All bones in the calf are subject to fracture. Different treatment options exist depending on the bone and the type of fracture (simple or complex). Performing two radiographs (X ray) obtain the best evaluation of the fracture prior to deciding which treatment is the most appropriate and aids the veterinarian in determining the prognosis for recovery.
As a rule of thumb, the higher the fracture is on the limb, the more difficult it is to immobilize. The slightest movement in the joints below and above the fracture prevent formation of healing tissue between the two bone fragments. Fracture of the radius (just above the carpus), or tibia (just above the hock) are best treated with either the addition of a metallic splint (Modified Thomas-Schroeder splint) to the full limb cast, or by using orthopedic pins in the bone in addition to the cast. More advanced surgical procedures such as plates and fixators are available and should be discussed with your veterinarian on a case-by-case basis.
On farm care for the immobilized calf
Daily care for a fractured limb is time consuming and should not be underestimated while considering the recovery period. Even a simple full limb cast requires specific attention. The animal should be confined until 4 weeks after final removal of the immobilization device and maintained in a dry and clean pen. The comfort, monitored by the amount of weight bearing on the cast, should be monitored daily for improvement over time. Any subtle reduction of the use of the immobilized limb is a sign of some pain, which is easily hidden by the presence of the cast. Therefore, veterinary re-assessment is important immediately as it can rapidly compromise the course of the healing.
If not dealt with in a timely manner, limbs fractures can be costly. However, if properly treated and managed, a fracture will heal and a calf can mature and become a productive addition to your herd. If you have any questions, please contact us through the Farm Animal clinical services https://vetmed.tennessee.edu/vmc/farmanimalhospital/
Figure 1: Radiographs of a newborn calf suffering of a calving chain injury fracture.
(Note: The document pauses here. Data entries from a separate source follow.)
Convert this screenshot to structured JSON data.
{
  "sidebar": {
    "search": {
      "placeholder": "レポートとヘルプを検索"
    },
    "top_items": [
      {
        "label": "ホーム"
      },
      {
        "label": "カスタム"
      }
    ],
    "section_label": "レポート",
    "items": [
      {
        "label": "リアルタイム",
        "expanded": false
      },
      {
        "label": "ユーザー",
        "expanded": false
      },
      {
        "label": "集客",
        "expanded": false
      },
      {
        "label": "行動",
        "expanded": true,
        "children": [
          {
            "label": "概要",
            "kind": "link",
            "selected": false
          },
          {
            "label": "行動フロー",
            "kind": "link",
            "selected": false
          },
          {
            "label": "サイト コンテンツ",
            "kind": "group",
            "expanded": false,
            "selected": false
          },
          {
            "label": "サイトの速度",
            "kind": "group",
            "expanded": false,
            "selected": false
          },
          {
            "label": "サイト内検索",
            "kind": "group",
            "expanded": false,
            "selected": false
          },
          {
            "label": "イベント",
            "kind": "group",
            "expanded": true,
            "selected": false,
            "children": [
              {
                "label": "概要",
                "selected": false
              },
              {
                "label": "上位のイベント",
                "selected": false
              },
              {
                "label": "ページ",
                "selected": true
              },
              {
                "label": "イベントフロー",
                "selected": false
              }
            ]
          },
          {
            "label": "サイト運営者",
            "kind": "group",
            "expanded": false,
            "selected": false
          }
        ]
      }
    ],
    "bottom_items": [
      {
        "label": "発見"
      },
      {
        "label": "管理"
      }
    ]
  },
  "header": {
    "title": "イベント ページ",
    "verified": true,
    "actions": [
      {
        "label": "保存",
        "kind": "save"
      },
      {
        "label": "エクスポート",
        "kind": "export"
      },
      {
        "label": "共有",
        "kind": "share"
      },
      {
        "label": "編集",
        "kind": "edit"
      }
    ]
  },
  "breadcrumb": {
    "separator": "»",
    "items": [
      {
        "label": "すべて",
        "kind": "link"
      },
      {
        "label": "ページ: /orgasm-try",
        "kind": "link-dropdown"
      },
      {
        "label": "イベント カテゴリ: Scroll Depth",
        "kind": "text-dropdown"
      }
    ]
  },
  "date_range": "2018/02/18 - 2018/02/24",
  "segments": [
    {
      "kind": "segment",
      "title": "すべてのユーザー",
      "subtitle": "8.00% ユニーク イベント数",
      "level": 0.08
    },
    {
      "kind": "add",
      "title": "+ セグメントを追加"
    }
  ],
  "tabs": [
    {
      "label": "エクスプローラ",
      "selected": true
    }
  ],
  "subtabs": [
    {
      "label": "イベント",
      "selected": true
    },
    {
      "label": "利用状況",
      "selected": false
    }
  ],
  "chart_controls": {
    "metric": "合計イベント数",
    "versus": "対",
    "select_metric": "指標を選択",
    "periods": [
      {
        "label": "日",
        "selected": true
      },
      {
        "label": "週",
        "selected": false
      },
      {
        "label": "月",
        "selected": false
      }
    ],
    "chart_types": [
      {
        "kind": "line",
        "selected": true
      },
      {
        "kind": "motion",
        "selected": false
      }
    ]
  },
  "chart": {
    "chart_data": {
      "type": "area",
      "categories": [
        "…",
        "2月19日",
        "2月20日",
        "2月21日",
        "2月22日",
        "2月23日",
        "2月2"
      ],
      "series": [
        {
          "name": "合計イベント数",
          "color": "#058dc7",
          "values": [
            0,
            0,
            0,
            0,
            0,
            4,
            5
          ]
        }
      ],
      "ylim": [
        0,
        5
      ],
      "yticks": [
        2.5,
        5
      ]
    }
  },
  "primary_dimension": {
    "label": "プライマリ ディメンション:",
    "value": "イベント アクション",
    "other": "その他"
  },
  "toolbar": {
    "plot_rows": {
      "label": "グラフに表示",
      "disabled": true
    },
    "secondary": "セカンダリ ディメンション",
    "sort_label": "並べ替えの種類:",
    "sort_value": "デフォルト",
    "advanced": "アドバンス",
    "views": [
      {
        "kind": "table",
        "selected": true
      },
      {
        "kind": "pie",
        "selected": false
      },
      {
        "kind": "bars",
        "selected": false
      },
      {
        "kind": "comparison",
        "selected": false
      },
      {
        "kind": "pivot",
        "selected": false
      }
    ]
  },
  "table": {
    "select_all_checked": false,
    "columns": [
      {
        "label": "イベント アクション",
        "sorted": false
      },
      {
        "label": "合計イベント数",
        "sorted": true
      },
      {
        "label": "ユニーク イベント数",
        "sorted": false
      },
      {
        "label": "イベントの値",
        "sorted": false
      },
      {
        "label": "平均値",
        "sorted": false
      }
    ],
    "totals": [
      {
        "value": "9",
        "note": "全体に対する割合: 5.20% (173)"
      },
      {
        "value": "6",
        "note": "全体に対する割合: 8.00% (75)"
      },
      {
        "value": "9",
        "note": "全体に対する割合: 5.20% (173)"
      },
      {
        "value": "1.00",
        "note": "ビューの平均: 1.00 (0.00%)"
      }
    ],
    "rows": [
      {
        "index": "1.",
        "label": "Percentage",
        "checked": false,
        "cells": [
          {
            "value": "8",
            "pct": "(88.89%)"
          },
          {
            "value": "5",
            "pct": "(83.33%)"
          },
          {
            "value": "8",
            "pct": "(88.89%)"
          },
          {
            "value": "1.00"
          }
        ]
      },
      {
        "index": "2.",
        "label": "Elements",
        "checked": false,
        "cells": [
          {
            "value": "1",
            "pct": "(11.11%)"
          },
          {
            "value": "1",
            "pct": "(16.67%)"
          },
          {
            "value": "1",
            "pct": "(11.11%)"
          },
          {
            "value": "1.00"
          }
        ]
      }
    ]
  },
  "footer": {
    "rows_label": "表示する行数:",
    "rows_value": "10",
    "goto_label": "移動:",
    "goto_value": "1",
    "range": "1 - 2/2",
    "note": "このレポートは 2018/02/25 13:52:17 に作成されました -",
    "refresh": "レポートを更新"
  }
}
The lower portion of the metarcarpal bone is completely broken. An obvious misalignment of the two bone segments is visible.
Figure 2: Full limb cast associated with an external metallic splint (Modified Thomas-Schroeder splint) applied on the hind limb of a calf suffering from a fracture of the tibia.
Nichols S, et al. Femoral diaphysis fractures in cattle: 26 cases (1994–2005). Aus Vet J. 2010;88:39-44.
Bellon J, Mulon PY. Use of a novel intramedullary nail for femoral fracture repair in calves: 25 cases (2008–2009). JAVMA. 2011;238:1-7.